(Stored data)

==================================================

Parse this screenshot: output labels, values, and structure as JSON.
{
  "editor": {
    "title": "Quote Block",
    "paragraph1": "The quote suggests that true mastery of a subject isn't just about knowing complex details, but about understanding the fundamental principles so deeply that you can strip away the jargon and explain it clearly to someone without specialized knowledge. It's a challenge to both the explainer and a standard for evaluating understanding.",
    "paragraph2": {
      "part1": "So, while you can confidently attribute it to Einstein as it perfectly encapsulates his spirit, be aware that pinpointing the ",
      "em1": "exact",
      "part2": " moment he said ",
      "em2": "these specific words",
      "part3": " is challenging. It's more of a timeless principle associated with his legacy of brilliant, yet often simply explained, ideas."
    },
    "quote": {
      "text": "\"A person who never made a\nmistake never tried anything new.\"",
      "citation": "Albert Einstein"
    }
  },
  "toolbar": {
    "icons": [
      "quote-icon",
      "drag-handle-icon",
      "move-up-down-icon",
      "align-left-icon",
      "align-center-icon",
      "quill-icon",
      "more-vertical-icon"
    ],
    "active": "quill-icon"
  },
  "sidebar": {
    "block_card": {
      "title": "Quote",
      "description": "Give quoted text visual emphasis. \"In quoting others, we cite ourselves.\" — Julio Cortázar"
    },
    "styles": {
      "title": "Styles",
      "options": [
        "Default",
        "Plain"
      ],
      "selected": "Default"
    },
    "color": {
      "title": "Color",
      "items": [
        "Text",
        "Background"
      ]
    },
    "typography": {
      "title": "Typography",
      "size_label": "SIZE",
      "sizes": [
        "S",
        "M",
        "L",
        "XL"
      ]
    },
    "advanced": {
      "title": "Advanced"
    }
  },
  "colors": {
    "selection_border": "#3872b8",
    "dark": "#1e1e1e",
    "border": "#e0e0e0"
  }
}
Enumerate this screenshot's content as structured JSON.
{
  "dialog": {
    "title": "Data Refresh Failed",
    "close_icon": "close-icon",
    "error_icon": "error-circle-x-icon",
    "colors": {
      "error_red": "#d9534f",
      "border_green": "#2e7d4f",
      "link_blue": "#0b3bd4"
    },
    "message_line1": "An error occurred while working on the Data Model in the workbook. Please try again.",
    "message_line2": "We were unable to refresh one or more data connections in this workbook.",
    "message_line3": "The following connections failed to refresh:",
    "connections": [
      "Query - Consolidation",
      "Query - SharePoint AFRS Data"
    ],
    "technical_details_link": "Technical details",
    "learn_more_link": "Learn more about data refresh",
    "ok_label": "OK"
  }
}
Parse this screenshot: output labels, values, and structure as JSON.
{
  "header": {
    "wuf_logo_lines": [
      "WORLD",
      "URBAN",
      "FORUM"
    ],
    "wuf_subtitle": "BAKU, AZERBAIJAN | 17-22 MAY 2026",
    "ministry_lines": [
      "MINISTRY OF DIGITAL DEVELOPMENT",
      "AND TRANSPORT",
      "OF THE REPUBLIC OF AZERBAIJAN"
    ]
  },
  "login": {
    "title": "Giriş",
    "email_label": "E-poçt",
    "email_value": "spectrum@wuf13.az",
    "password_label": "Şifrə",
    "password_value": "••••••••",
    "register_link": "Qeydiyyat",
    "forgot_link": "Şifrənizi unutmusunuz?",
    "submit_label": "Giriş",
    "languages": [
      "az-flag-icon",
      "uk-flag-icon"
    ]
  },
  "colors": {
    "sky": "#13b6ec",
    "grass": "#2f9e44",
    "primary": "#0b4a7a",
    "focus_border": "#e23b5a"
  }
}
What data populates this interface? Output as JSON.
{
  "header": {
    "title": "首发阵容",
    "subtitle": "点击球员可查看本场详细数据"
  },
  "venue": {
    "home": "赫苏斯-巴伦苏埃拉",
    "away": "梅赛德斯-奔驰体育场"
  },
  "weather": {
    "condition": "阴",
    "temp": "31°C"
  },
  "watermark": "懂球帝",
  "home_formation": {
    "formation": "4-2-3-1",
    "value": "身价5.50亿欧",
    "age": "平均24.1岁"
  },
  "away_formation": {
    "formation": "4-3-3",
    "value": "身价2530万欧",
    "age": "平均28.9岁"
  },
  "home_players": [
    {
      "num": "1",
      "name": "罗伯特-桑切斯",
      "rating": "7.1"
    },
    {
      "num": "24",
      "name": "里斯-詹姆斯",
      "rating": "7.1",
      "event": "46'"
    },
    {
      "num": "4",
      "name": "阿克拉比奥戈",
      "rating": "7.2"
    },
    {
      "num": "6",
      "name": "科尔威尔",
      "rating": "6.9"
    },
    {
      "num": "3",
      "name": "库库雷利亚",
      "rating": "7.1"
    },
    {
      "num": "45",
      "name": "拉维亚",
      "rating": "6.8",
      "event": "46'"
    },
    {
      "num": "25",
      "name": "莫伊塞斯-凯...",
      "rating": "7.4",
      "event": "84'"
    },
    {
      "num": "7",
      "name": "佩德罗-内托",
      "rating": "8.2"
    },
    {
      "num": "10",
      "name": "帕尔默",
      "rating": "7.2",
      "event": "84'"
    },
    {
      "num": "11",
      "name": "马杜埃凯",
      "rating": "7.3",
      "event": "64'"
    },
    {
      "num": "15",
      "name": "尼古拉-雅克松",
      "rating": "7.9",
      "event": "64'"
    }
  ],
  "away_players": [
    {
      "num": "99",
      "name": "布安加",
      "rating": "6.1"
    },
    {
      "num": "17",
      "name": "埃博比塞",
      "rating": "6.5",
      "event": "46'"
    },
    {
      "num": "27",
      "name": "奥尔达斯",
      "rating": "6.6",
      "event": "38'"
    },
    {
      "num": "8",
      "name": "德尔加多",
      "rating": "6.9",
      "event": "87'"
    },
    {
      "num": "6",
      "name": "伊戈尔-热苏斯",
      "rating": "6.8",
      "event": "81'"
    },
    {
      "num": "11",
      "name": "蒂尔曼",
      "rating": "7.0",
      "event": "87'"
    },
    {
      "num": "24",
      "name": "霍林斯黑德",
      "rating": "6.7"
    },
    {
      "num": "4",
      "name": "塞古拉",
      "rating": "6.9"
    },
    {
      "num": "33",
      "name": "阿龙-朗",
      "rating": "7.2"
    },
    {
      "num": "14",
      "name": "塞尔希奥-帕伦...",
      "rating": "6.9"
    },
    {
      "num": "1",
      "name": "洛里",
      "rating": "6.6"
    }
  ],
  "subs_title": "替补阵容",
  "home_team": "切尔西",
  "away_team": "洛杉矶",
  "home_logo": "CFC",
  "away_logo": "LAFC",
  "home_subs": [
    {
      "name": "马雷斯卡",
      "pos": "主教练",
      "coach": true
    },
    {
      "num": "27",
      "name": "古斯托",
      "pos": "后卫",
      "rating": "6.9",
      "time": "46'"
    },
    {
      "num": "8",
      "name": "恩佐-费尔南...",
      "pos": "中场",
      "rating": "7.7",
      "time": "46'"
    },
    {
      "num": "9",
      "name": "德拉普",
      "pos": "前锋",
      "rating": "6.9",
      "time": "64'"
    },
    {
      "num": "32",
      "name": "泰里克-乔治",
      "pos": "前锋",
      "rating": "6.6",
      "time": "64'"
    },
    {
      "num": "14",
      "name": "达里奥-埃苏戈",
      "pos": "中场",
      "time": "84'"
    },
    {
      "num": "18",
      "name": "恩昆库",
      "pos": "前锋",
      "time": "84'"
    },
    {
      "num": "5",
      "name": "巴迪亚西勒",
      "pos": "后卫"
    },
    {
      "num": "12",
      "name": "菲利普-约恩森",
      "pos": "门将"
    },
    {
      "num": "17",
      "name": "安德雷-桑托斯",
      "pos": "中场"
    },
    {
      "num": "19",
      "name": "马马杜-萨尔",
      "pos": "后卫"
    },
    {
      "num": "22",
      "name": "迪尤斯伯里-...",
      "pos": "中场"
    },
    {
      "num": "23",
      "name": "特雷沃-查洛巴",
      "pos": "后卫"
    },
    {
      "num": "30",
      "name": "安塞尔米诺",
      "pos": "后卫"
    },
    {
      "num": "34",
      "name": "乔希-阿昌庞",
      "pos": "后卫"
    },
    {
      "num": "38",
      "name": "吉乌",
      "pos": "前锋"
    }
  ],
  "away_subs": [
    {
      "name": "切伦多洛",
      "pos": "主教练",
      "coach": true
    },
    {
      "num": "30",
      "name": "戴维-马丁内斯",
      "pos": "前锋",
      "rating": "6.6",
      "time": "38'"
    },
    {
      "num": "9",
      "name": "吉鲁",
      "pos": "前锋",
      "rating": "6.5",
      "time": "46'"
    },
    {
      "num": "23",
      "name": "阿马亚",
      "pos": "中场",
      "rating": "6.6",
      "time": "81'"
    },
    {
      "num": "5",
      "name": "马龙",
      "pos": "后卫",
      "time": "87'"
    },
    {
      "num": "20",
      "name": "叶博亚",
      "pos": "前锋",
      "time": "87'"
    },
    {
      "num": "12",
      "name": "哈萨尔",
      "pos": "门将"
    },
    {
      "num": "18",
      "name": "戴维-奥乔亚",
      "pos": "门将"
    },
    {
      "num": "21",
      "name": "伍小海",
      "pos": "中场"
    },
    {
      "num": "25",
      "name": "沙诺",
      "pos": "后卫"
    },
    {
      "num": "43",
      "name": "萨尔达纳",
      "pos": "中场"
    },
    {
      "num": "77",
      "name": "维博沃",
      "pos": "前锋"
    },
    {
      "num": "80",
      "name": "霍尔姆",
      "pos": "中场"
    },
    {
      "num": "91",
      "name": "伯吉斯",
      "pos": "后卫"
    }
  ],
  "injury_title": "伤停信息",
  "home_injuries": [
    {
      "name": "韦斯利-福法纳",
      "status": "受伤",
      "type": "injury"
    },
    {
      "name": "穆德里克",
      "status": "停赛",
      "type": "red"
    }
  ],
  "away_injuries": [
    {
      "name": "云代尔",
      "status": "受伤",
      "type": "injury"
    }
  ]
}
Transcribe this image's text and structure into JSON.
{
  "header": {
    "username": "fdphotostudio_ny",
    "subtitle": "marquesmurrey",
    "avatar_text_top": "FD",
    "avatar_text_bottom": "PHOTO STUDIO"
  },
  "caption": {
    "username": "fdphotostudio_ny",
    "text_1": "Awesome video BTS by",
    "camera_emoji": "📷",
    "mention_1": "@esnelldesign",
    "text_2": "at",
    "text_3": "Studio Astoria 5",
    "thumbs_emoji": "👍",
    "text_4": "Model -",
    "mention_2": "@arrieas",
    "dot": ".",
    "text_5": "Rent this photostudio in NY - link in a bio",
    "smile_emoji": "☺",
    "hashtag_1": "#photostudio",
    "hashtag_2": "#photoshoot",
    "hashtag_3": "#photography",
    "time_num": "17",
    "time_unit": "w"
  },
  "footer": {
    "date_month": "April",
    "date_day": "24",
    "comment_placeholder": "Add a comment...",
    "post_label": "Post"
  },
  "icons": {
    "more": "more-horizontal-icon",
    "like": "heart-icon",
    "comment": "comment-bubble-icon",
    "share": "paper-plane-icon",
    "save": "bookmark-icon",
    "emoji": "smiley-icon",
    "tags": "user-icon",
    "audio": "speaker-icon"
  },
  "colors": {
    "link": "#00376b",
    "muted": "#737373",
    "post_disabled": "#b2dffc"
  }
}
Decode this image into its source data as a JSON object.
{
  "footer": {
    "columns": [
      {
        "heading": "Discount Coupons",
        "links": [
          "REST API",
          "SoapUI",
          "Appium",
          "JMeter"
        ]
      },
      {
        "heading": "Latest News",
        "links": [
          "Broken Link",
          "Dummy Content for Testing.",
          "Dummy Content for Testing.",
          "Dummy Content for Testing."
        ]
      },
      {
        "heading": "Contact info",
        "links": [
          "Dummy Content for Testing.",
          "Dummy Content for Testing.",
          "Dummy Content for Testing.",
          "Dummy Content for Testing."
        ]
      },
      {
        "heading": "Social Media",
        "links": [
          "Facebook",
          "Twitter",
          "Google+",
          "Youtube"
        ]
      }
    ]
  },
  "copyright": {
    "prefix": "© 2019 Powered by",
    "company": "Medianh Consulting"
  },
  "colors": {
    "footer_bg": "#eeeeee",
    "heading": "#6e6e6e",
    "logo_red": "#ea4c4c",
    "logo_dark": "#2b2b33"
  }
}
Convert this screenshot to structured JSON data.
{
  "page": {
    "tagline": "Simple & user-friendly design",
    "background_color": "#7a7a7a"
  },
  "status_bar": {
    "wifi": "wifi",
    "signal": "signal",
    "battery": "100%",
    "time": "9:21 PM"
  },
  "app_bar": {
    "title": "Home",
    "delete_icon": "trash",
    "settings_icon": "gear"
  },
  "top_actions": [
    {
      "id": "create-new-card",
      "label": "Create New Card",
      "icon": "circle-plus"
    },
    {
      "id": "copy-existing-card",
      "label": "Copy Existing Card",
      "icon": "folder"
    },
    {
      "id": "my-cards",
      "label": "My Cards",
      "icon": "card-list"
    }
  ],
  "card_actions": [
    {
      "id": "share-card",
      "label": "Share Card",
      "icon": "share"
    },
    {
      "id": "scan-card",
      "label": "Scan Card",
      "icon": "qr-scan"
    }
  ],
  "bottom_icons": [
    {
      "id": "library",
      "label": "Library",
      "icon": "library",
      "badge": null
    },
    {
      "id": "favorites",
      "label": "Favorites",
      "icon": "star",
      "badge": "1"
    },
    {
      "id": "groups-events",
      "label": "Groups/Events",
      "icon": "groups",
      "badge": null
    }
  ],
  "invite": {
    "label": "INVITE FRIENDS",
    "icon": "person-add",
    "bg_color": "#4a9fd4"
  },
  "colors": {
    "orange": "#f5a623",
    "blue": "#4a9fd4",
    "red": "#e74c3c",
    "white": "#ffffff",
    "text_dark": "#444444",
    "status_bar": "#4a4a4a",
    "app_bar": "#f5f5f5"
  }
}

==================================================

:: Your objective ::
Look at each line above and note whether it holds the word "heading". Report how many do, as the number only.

:: Written answer ::
5